Picture a traditional recording studio scene: there’s the artist or band, their manager, maybe an A&R rep, audio engineer or tight-knit team of songwriters all working out tracks together.
Now forget all of it, and consider what one musician can accomplish with nothing but a MacBook. Armed with an artful DAW (digital audio workstation) like Ableton or Fruity Loops, a few royalty-free sample packs, and some cheap plugins, laptop producers now have all the tools they need to create commercially viable music.
Between that level playing field and a growing number of digital music distributors for getting self-released songs out into the marketplace, open-minded creators must wonder what it all means for them.
One paradigm shift is clear and crucial: Producers are also songwriters. And securing music publishing rights as a producer is one way to boost your bottom line by focusing on what you do best.
But First, Some Context
Let’s back up for a minute. Publishing is one form of music ownership — the act of composing a song. If that song is released, it generates publishing royalties. If you composed it, you now own the publishing rights and can start collecting royalties.

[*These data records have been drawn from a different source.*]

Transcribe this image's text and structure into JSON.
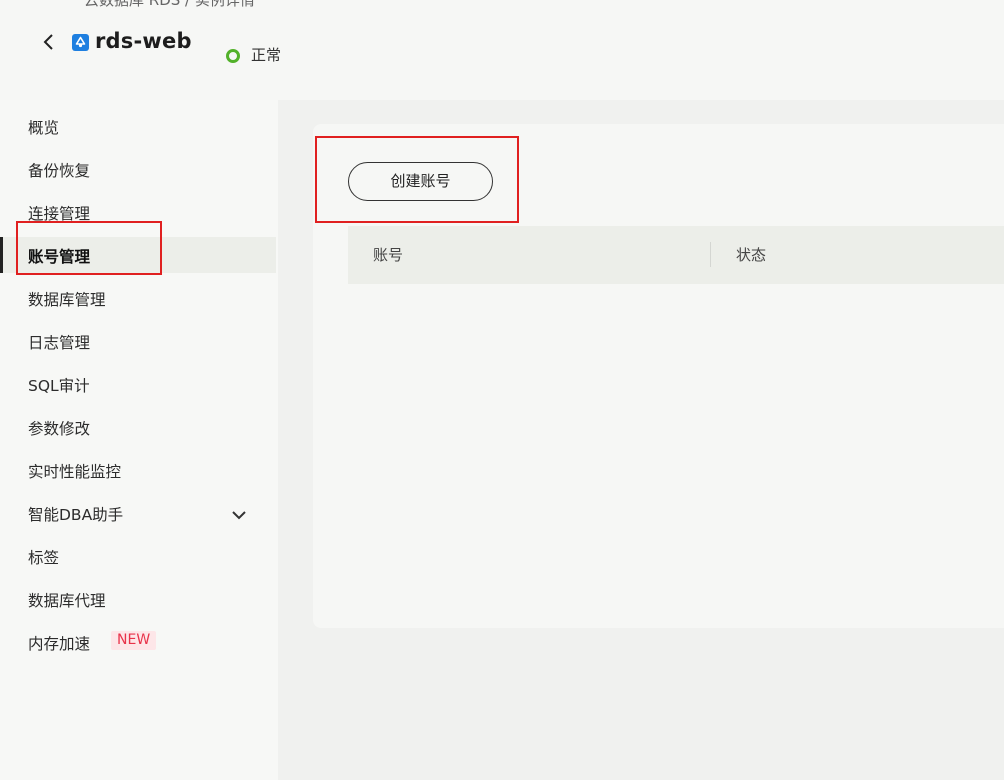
{
  "header": {
    "breadcrumb": "云数据库 RDS / 实例详情",
    "instance_name": "rds-web",
    "status": "正常",
    "status_color": "#52b12a"
  },
  "sidebar": {
    "items": [
      {
        "label": "概览"
      },
      {
        "label": "备份恢复"
      },
      {
        "label": "连接管理"
      },
      {
        "label": "账号管理"
      },
      {
        "label": "数据库管理"
      },
      {
        "label": "日志管理"
      },
      {
        "label": "SQL审计"
      },
      {
        "label": "参数修改"
      },
      {
        "label": "实时性能监控"
      },
      {
        "label": "智能DBA助手"
      },
      {
        "label": "标签"
      },
      {
        "label": "数据库代理"
      },
      {
        "label": "内存加速"
      }
    ],
    "active_item": "账号管理",
    "new_badge": "NEW"
  },
  "main": {
    "create_button_label": "创建账号",
    "table": {
      "columns": [
        "账号",
        "状态"
      ],
      "rows": []
    }
  },
  "colors": {
    "highlight_border": "#e02020",
    "brand_blue": "#1e7fe0",
    "badge_text": "#e8334a"
  }
}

There is no rule saying what percentage a producer and artist gets of the royalty pie. It’s all negotiable; the important thing is understanding what publishing rights are involved. This enables you to have an honest and open conversation with your collaborators about publishing percentages, and properly registering your agreed-upon shares with a collection service like Songtrust.

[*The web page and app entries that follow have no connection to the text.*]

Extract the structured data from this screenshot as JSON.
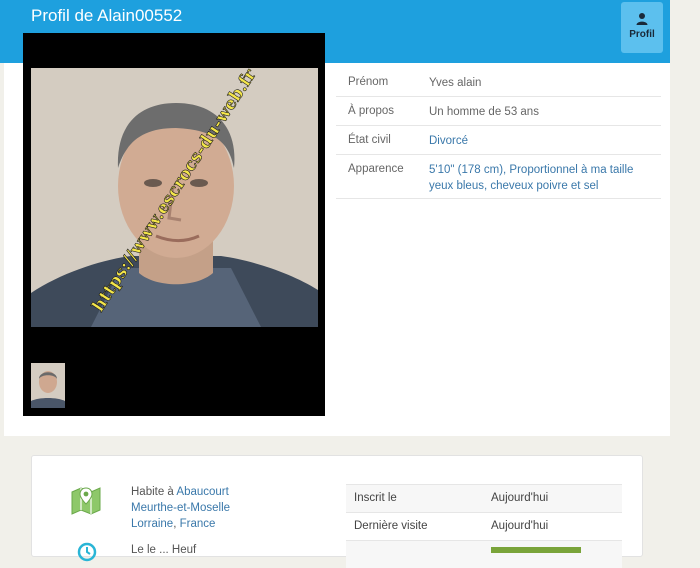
{
  "header": {
    "title": "Profil de Alain00552",
    "profil_label": "Profil"
  },
  "photo": {
    "watermark": "https://www.escrocs-du-web.fr"
  },
  "info": {
    "rows": [
      {
        "key": "Prénom",
        "value": "Yves alain"
      },
      {
        "key": "À propos",
        "value": "Un homme de 53 ans"
      },
      {
        "key": "État civil",
        "value": "Divorcé"
      },
      {
        "key": "Apparence",
        "value": "5'10\" (178 cm), Proportionnel à ma taille yeux bleus, cheveux poivre et sel"
      }
    ]
  },
  "location": {
    "prefix": "Habite à ",
    "city": "Abaucourt",
    "department": "Meurthe-et-Moselle",
    "region": "Lorraine",
    "separator": ", ",
    "country": "France",
    "cut_text": "Le le  ...  Heuf"
  },
  "stats": [
    {
      "key": "Inscrit le",
      "value": "Aujourd'hui"
    },
    {
      "key": "Dernière visite",
      "value": "Aujourd'hui"
    }
  ],
  "colors": {
    "header": "#1ea0de",
    "link": "#3a78aa",
    "tab": "#5cc0ee"
  }
}
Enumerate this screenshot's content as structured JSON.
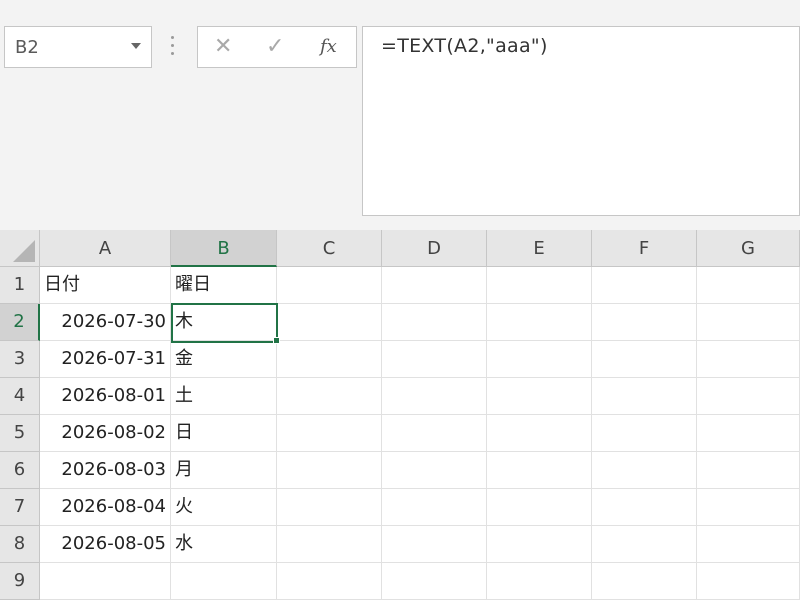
{
  "name_box": {
    "value": "B2"
  },
  "formula_bar": {
    "cancel_symbol": "✕",
    "enter_symbol": "✓",
    "fx_label": "fx",
    "formula": "=TEXT(A2,\"aaa\")"
  },
  "columns": [
    "A",
    "B",
    "C",
    "D",
    "E",
    "F",
    "G"
  ],
  "selected_column": "B",
  "selected_row": 2,
  "rows": [
    {
      "row": "1",
      "A": "日付",
      "B": "曜日"
    },
    {
      "row": "2",
      "A": "2026-07-30",
      "B": "木"
    },
    {
      "row": "3",
      "A": "2026-07-31",
      "B": "金"
    },
    {
      "row": "4",
      "A": "2026-08-01",
      "B": "土"
    },
    {
      "row": "5",
      "A": "2026-08-02",
      "B": "日"
    },
    {
      "row": "6",
      "A": "2026-08-03",
      "B": "月"
    },
    {
      "row": "7",
      "A": "2026-08-04",
      "B": "火"
    },
    {
      "row": "8",
      "A": "2026-08-05",
      "B": "水"
    },
    {
      "row": "9",
      "A": "",
      "B": ""
    }
  ],
  "colors": {
    "accent": "#217346",
    "header_bg": "#e6e6e6",
    "grid_line": "#e1e1e1"
  }
}
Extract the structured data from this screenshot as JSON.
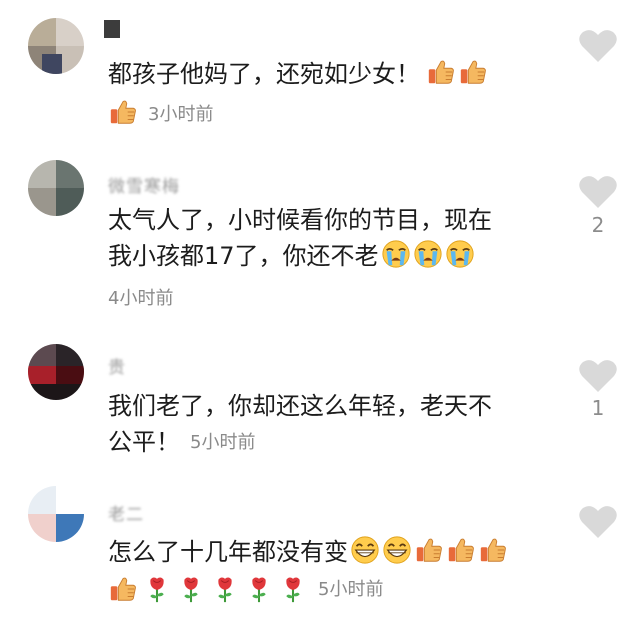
{
  "comments": [
    {
      "username": "",
      "text": "都孩子他妈了，还宛如少女！",
      "text_emojis": [
        "thumbs-up",
        "thumbs-up"
      ],
      "line2_emojis": [
        "thumbs-up"
      ],
      "time": "3小时前",
      "likes": ""
    },
    {
      "username": "微雪寒梅",
      "text_line1": "太气人了，小时候看你的节目，现在",
      "text_line2": "我小孩都17了，你还不老",
      "text_emojis": [
        "crying-face",
        "crying-face",
        "crying-face"
      ],
      "time": "4小时前",
      "likes": "2"
    },
    {
      "username": "贵",
      "text_line1": "我们老了，你却还这么年轻，老天不",
      "text_line2": "公平！",
      "time": "5小时前",
      "likes": "1"
    },
    {
      "username": "老二",
      "text": "怎么了十几年都没有变",
      "text_emojis": [
        "grinning-face",
        "grinning-face",
        "thumbs-up",
        "thumbs-up",
        "thumbs-up"
      ],
      "line2_emojis": [
        "thumbs-up",
        "rose",
        "rose",
        "rose",
        "rose",
        "rose"
      ],
      "time": "5小时前",
      "likes": ""
    }
  ],
  "colors": {
    "text": "#1c1c1c",
    "meta": "#8a8a8a",
    "heart": "#d9d9d9",
    "thumb": "#f1b45b",
    "rose": "#e0373b"
  }
}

Music composition in its most basic sense is sound and silence organized over time. Producers are creating music just as much as a traditional songwriter composing on a piano or acoustic guitar. If you created an original piece of music and it is released on streaming services like Spotify and Apple Music, then it will generate publishing royalties. If you understand your ownership of that release, then you can register your percentage of publishing ownership and collect recurring royalties for the rest of your life.
Music is such a volatile market; you never know when a song will flourish or flounder. Why risk-taking a one-time work-for-hire fee for a few hundred dollars when you can have lifetime ownership? At the end of the day, registering a publishing percentage ensures fair compensation for everyone involved if the release sells well.
Don’t Overlook Publishing
To all the beat-leasing producers out there, make sure you maintain and register publishing ownership when you let other artists use your work. Otherwise, you run the risk of never getting properly paid for it.
It’s also easy to distribute your music as a standalone product. After all, people like well-made instrumentals too. Spotify recognizes when listeners like your music and will help you discover your core audience — algorithmically if not personally. So dig up that hard drive and finish up your full-length (finally!) with LANDR or Audiomaster.
Make sure you’ve covered all your bases if you’ve sampled other people’s music, too. Reach out to the original songwriter(s) and master owner to discuss splits and obtain a legal sample license, then register and administer the percentage that you both agree upon.
The Dawn of a New Day
Now more than ever, independent musicians can create, release, and earn a living from music while maintaining full ownership. The days when a handful of tastemakers and big businesses decides who’s in and who’s out are coming to a close.
Producers and songwriters now have the ability to place their music on digital shelves where real consumers can support the creative process directly. This opens the doors for new subgenres, communities, sounds, and movements among streaming platform subscribers and listeners.
It is time to shed our dated assumptions of “how things work” and start taking advantage of how you work. Remember: Producers make compositional decisions with every click. Make sure to negotiate publishing percentages whenever you can, register your splits properly, and collect what you are due.
Songtrust is here to help. If your music is already on Spotify, go ahead and start estimating your earnings here.